__INPUT FOR THIS TASK__:
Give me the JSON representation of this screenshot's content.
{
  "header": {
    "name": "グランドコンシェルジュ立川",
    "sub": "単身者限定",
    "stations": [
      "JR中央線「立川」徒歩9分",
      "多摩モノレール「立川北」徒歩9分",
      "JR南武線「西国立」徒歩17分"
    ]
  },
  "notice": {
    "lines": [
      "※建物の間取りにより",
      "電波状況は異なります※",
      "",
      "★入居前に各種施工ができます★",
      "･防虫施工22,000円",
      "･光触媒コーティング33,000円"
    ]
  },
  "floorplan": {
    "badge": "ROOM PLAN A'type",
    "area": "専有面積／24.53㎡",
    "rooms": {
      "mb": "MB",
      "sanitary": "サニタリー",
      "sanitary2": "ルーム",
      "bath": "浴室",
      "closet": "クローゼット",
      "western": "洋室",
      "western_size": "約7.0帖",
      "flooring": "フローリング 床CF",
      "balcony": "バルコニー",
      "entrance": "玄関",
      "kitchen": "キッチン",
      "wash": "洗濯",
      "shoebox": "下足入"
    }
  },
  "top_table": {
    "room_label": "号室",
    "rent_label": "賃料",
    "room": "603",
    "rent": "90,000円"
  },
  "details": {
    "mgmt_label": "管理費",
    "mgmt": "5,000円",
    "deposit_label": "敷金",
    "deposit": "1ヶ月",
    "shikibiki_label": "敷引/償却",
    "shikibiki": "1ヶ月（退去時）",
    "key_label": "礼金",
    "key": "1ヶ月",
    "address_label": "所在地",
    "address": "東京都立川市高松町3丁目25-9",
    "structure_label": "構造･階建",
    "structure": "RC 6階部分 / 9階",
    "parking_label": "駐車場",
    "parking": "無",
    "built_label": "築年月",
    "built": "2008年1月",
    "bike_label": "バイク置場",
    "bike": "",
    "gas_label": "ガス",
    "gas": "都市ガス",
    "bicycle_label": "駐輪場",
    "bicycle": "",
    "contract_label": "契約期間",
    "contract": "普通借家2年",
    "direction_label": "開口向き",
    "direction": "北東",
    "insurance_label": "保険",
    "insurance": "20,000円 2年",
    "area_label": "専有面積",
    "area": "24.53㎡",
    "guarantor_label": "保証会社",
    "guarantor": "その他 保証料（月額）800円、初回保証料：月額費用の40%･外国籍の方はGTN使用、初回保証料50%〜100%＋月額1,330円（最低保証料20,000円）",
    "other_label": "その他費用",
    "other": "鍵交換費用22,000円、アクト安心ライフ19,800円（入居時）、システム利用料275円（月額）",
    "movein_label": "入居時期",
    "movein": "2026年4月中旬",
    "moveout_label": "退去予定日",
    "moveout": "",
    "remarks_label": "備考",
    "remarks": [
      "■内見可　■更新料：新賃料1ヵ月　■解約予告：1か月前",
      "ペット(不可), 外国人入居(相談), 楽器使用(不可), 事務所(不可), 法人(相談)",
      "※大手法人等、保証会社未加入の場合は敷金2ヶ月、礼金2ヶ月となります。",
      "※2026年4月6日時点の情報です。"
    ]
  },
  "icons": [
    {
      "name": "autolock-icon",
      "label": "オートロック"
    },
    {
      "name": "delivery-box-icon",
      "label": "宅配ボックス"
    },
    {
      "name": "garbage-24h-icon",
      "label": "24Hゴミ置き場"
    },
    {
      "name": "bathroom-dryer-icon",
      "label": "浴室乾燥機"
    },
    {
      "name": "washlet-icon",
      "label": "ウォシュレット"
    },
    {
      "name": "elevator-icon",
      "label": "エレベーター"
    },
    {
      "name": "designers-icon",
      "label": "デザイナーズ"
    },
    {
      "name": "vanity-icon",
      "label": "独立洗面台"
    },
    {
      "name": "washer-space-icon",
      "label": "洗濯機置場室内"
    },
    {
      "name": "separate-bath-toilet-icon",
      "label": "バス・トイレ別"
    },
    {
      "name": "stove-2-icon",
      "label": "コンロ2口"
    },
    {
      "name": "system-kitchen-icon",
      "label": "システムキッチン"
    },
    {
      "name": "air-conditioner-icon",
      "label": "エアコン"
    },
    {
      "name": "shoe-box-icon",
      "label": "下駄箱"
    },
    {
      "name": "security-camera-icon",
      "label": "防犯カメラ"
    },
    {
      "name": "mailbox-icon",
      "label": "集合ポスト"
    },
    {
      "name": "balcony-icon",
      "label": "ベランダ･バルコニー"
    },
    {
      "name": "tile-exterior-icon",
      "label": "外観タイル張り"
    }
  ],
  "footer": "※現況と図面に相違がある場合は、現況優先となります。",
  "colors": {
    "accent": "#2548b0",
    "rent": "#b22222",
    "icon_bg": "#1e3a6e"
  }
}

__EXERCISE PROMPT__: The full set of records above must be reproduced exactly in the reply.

__RESULT OF THE TASK__:
Give me the JSON representation of this screenshot's content.
{
  "header": {
    "name": "グランドコンシェルジュ立川",
    "sub": "単身者限定",
    "stations": [
      "JR中央線「立川」徒歩9分",
      "多摩モノレール「立川北」徒歩9分",
      "JR南武線「西国立」徒歩17分"
    ]
  },
  "notice": {
    "lines": [
      "※建物の間取りにより",
      "電波状況は異なります※",
      "",
      "★入居前に各種施工ができます★",
      "･防虫施工22,000円",
      "･光触媒コーティング33,000円"
    ]
  },
  "floorplan": {
    "badge": "ROOM PLAN A'type",
    "area": "専有面積／24.53㎡",
    "rooms": {
      "mb": "MB",
      "sanitary": "サニタリー",
      "sanitary2": "ルーム",
      "bath": "浴室",
      "closet": "クローゼット",
      "western": "洋室",
      "western_size": "約7.0帖",
      "flooring": "フローリング 床CF",
      "balcony": "バルコニー",
      "entrance": "玄関",
      "kitchen": "キッチン",
      "wash": "洗濯",
      "shoebox": "下足入"
    }
  },
  "top_table": {
    "room_label": "号室",
    "rent_label": "賃料",
    "room": "603",
    "rent": "90,000円"
  },
  "details": {
    "mgmt_label": "管理費",
    "mgmt": "5,000円",
    "deposit_label": "敷金",
    "deposit": "1ヶ月",
    "shikibiki_label": "敷引/償却",
    "shikibiki": "1ヶ月（退去時）",
    "key_label": "礼金",
    "key": "1ヶ月",
    "address_label": "所在地",
    "address": "東京都立川市高松町3丁目25-9",
    "structure_label": "構造･階建",
    "structure": "RC 6階部分 / 9階",
    "parking_label": "駐車場",
    "parking": "無",
    "built_label": "築年月",
    "built": "2008年1月",
    "bike_label": "バイク置場",
    "bike": "",
    "gas_label": "ガス",
    "gas": "都市ガス",
    "bicycle_label": "駐輪場",
    "bicycle": "",
    "contract_label": "契約期間",
    "contract": "普通借家2年",
    "direction_label": "開口向き",
    "direction": "北東",
    "insurance_label": "保険",
    "insurance": "20,000円 2年",
    "area_label": "専有面積",
    "area": "24.53㎡",
    "guarantor_label": "保証会社",
    "guarantor": "その他 保証料（月額）800円、初回保証料：月額費用の40%･外国籍の方はGTN使用、初回保証料50%〜100%＋月額1,330円（最低保証料20,000円）",
    "other_label": "その他費用",
    "other": "鍵交換費用22,000円、アクト安心ライフ19,800円（入居時）、システム利用料275円（月額）",
    "movein_label": "入居時期",
    "movein": "2026年4月中旬",
    "moveout_label": "退去予定日",
    "moveout": "",
    "remarks_label": "備考",
    "remarks": [
      "■内見可　■更新料：新賃料1ヵ月　■解約予告：1か月前",
      "ペット(不可), 外国人入居(相談), 楽器使用(不可), 事務所(不可), 法人(相談)",
      "※大手法人等、保証会社未加入の場合は敷金2ヶ月、礼金2ヶ月となります。",
      "※2026年4月6日時点の情報です。"
    ]
  },
  "icons": [
    {
      "name": "autolock-icon",
      "label": "オートロック"
    },
    {
      "name": "delivery-box-icon",
      "label": "宅配ボックス"
    },
    {
      "name": "garbage-24h-icon",
      "label": "24Hゴミ置き場"
    },
    {
      "name": "bathroom-dryer-icon",
      "label": "浴室乾燥機"
    },
    {
      "name": "washlet-icon",
      "label": "ウォシュレット"
    },
    {
      "name": "elevator-icon",
      "label": "エレベーター"
    },
    {
      "name": "designers-icon",
      "label": "デザイナーズ"
    },
    {
      "name": "vanity-icon",
      "label": "独立洗面台"
    },
    {
      "name": "washer-space-icon",
      "label": "洗濯機置場室内"
    },
    {
      "name": "separate-bath-toilet-icon",
      "label": "バス・トイレ別"
    },
    {
      "name": "stove-2-icon",
      "label": "コンロ2口"
    },
    {
      "name": "system-kitchen-icon",
      "label": "システムキッチン"
    },
    {
      "name": "air-conditioner-icon",
      "label": "エアコン"
    },
    {
      "name": "shoe-box-icon",
      "label": "下駄箱"
    },
    {
      "name": "security-camera-icon",
      "label": "防犯カメラ"
    },
    {
      "name": "mailbox-icon",
      "label": "集合ポスト"
    },
    {
      "name": "balcony-icon",
      "label": "ベランダ･バルコニー"
    },
    {
      "name": "tile-exterior-icon",
      "label": "外観タイル張り"
    }
  ],
  "footer": "※現況と図面に相違がある場合は、現況優先となります。",
  "colors": {
    "accent": "#2548b0",
    "rent": "#b22222",
    "icon_bg": "#1e3a6e"
  }
}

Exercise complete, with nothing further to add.